Date rules: the devils are in the details

With auto-translation rules, memoQ has a significant advantage over other translation environments.

I described some of these advantages in an old blog post in which I described a solution for using a single ruleset to check the correct reformatting of dates in four source languages to the desired target language. Years ago, I published a crazy demonstration of date "mapping" with long dates in 17 source languages being translated to Swahili. But...

... it's easy to go astray if the context of use and language-specific details are not well understood.

Take French, for example. This course has some long date rules which use French as a source language. Without the advice of a competent French linguist, I would have messed those up for dates on the first day of every month, because only the first day bears a suffix on the number that every other day of the month lacks.

1er avril 2000 

15 mai 2023

5 juin 2023


In some rulesets like current versions for Ukrainian target texts, I've skipped the month+year (with no date) structure because I have the impression from reading annual reports from Ukrainian companies that I need to know more about the case governance of certain prepositions and do some special coding to handle that.

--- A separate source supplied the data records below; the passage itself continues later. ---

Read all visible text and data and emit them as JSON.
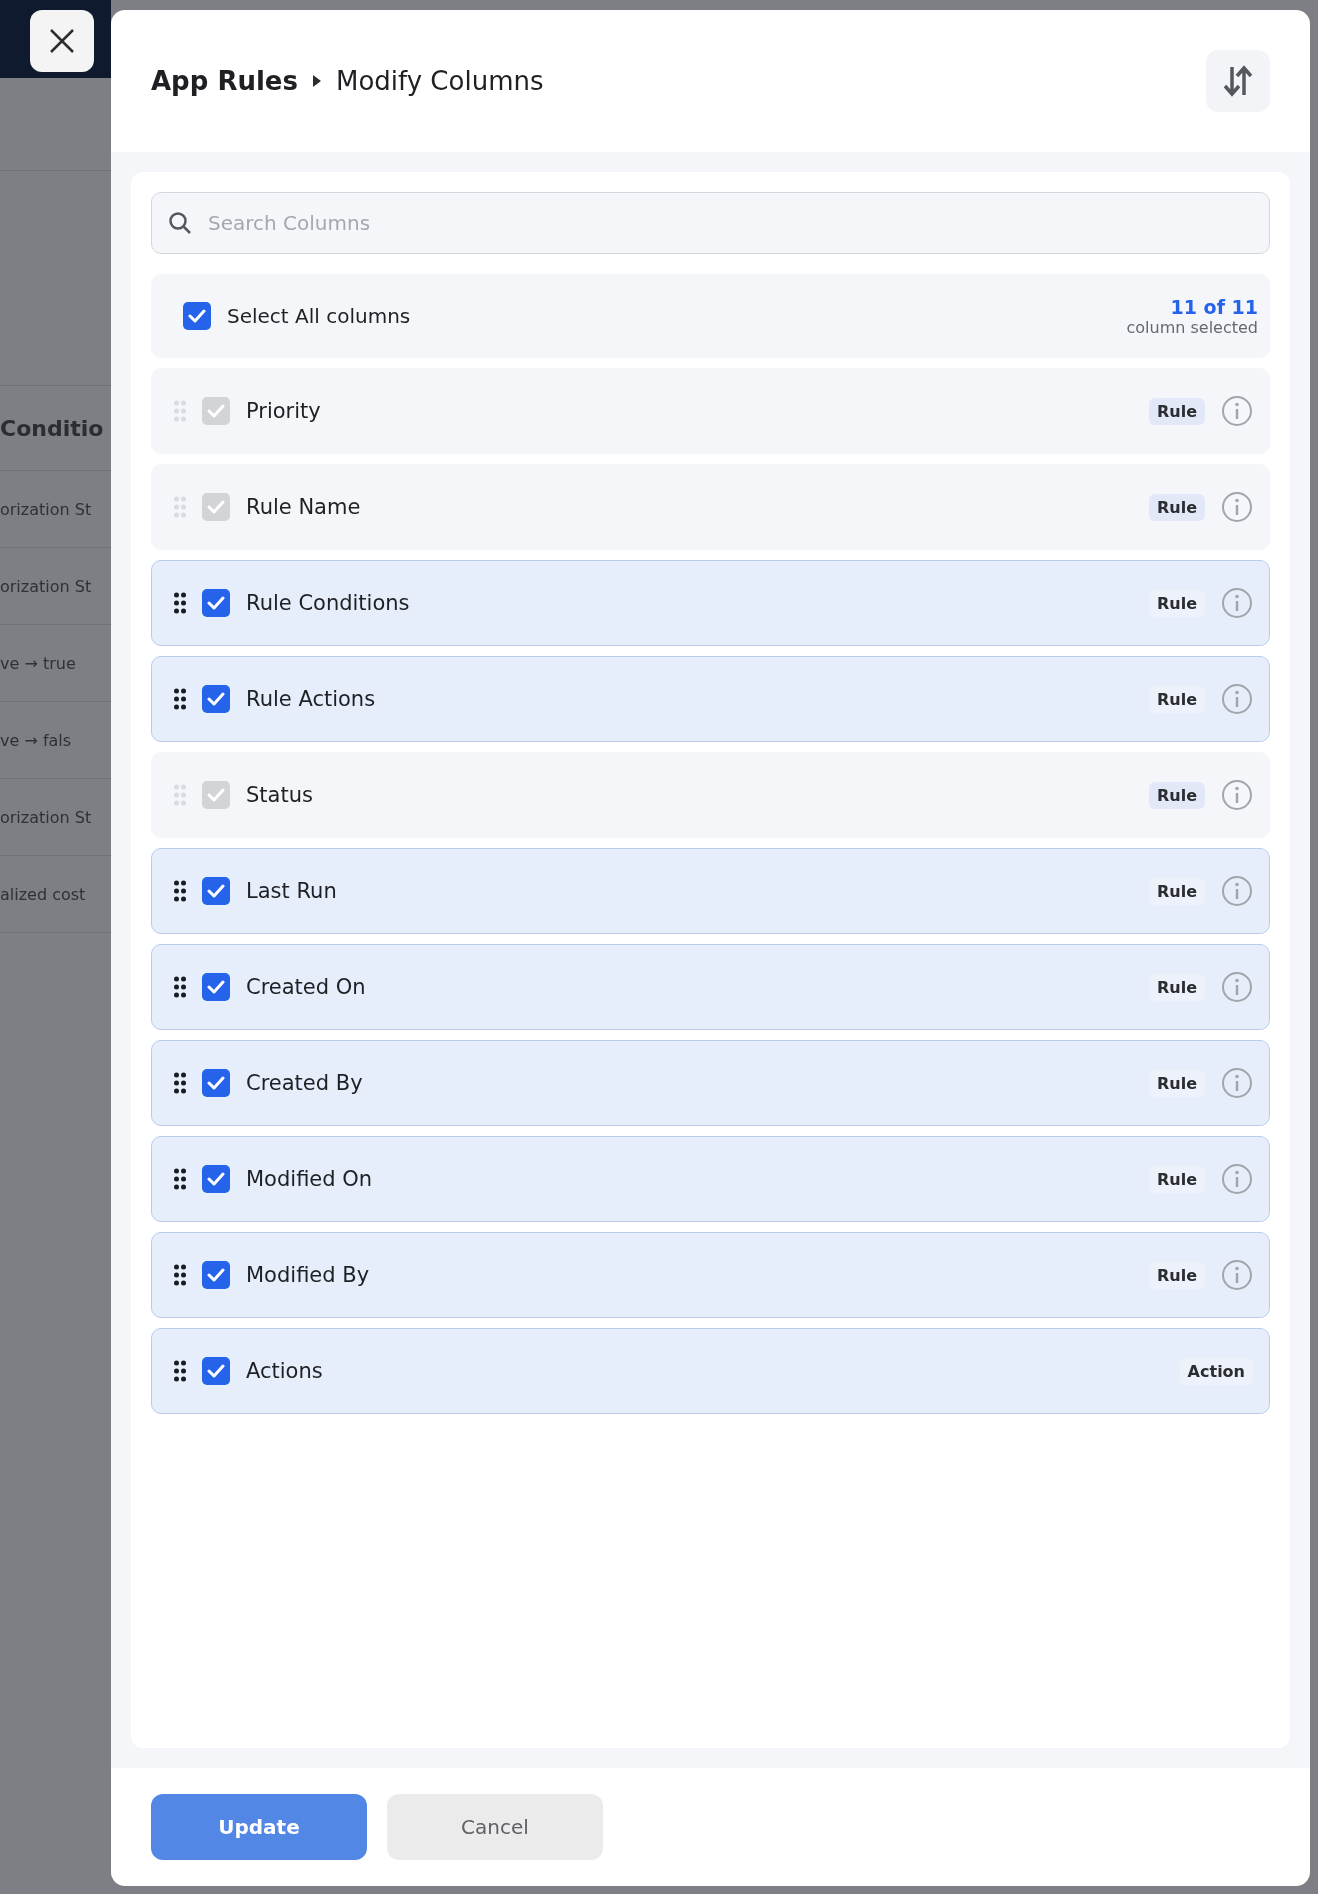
{
  "background": {
    "header": "Conditio",
    "cells": [
      "orization St",
      "orization St",
      "ve → true",
      "ve → fals",
      "orization St",
      "alized cost"
    ]
  },
  "header": {
    "breadcrumb": [
      "App Rules",
      "Modify Columns"
    ]
  },
  "search": {
    "placeholder": "Search Columns"
  },
  "select_all": {
    "label": "Select All columns",
    "checked": true,
    "count": "11 of 11",
    "caption": "column selected"
  },
  "columns": [
    {
      "label": "Priority",
      "checked": true,
      "locked": true,
      "tag": "Rule",
      "info": true
    },
    {
      "label": "Rule Name",
      "checked": true,
      "locked": true,
      "tag": "Rule",
      "info": true
    },
    {
      "label": "Rule Conditions",
      "checked": true,
      "locked": false,
      "tag": "Rule",
      "info": true
    },
    {
      "label": "Rule Actions",
      "checked": true,
      "locked": false,
      "tag": "Rule",
      "info": true
    },
    {
      "label": "Status",
      "checked": true,
      "locked": true,
      "tag": "Rule",
      "info": true
    },
    {
      "label": "Last Run",
      "checked": true,
      "locked": false,
      "tag": "Rule",
      "info": true
    },
    {
      "label": "Created On",
      "checked": true,
      "locked": false,
      "tag": "Rule",
      "info": true
    },
    {
      "label": "Created By",
      "checked": true,
      "locked": false,
      "tag": "Rule",
      "info": true
    },
    {
      "label": "Modified On",
      "checked": true,
      "locked": false,
      "tag": "Rule",
      "info": true
    },
    {
      "label": "Modified By",
      "checked": true,
      "locked": false,
      "tag": "Rule",
      "info": true
    },
    {
      "label": "Actions",
      "checked": true,
      "locked": false,
      "tag": "Action",
      "info": false
    }
  ],
  "footer": {
    "buttons": [
      {
        "label": "Update",
        "kind": "primary"
      },
      {
        "label": "Cancel",
        "kind": "secondary"
      }
    ]
  }
}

I need to talk to some Ukrainians about that.

If you translate "German" to some sort of English, you might think that the months of Januar, Februar, März, April, Mai, Juni, Juli, August, September, Oktober, November and Dezember have you covered, right? Well... not if you encounter Austrian texts with "Jänner" (take a wild guess at the month). Or you encounter a text written by someone who decides that the form of the German word for June ("Juno") which is often used in conversation to avoid confusion with July is something that should be written. Your rules should anticipate those situations where possible.

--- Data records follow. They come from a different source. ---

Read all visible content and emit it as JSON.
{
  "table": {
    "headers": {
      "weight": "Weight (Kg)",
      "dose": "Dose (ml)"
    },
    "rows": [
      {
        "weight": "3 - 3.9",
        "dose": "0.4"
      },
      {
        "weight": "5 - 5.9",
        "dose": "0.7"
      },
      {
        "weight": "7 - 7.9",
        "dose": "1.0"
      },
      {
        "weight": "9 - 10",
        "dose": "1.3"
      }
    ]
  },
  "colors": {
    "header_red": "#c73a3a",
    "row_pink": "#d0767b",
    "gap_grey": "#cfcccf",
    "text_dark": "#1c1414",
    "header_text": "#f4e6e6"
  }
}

Someone who translates only British English to another language might think that only one format need be used for the source input. Uh, no. I've lost track of how many times I have had to extend a "good" working ruleset to cover variations like:

12 August 2023

the 12th of August, 2023

this 12th day of August in the year of Our Lord 2023

-- not to forget the text written by some immigrant who studied in the US --

August 12th, 2023

and so on. You may think your input formats are simple until you actually start to create translation style and QA rules to handle them. It's an education.

And did I forget to talk about typos and the plain perversion of inconsistency? Missing spaces? Extra spaces? A comma typed where a period (point, full stop) was intended. Some of the rules provided in this course account for such things, others do not, and most of those differences are a matter of use histories often extending beyond a decade. Your rules will evolve as they are used and that's normal. A good thing. Prepare for it by anticipating these factors as best you can and including that information in internal documentation (XML comments written in a code editor, for example) and the instructions given to "experts" who might help with the coding.

You are the expert on what might be expected in the texts you work on, not some whiz kid regex genius who has never translated a single challenging document in your specialty before.

And those crazy four source language date rules???

You want a look at them? Sure. Here are some notes from the day I wrote them quickly to avert a client disaster for one of my LSPs. These rules are not the final version; later, I streamlined the way the lists worked and split the languages into different rulesets with one or two source languages each to improve performance.

This ruleset maps a number of source text date formats to the desired English target format specified by the client: DDmonth-abbreviationYYYY, for example 03Mar2021. It also handles day+month and month+year occurrences.

Source formats are:

  • International date YYYY MM DD with separators of various kinds, including spaces
  • German, Italian, Portuguese and Spanish long, abbreviated and short date formats with any capitalization or period punctuation present or missing

The current version 3.7 does not fill in the year for day+month occurrences. If this is needed let me know.

Download them here, go forth and sin no more on dates....

Complete and Continue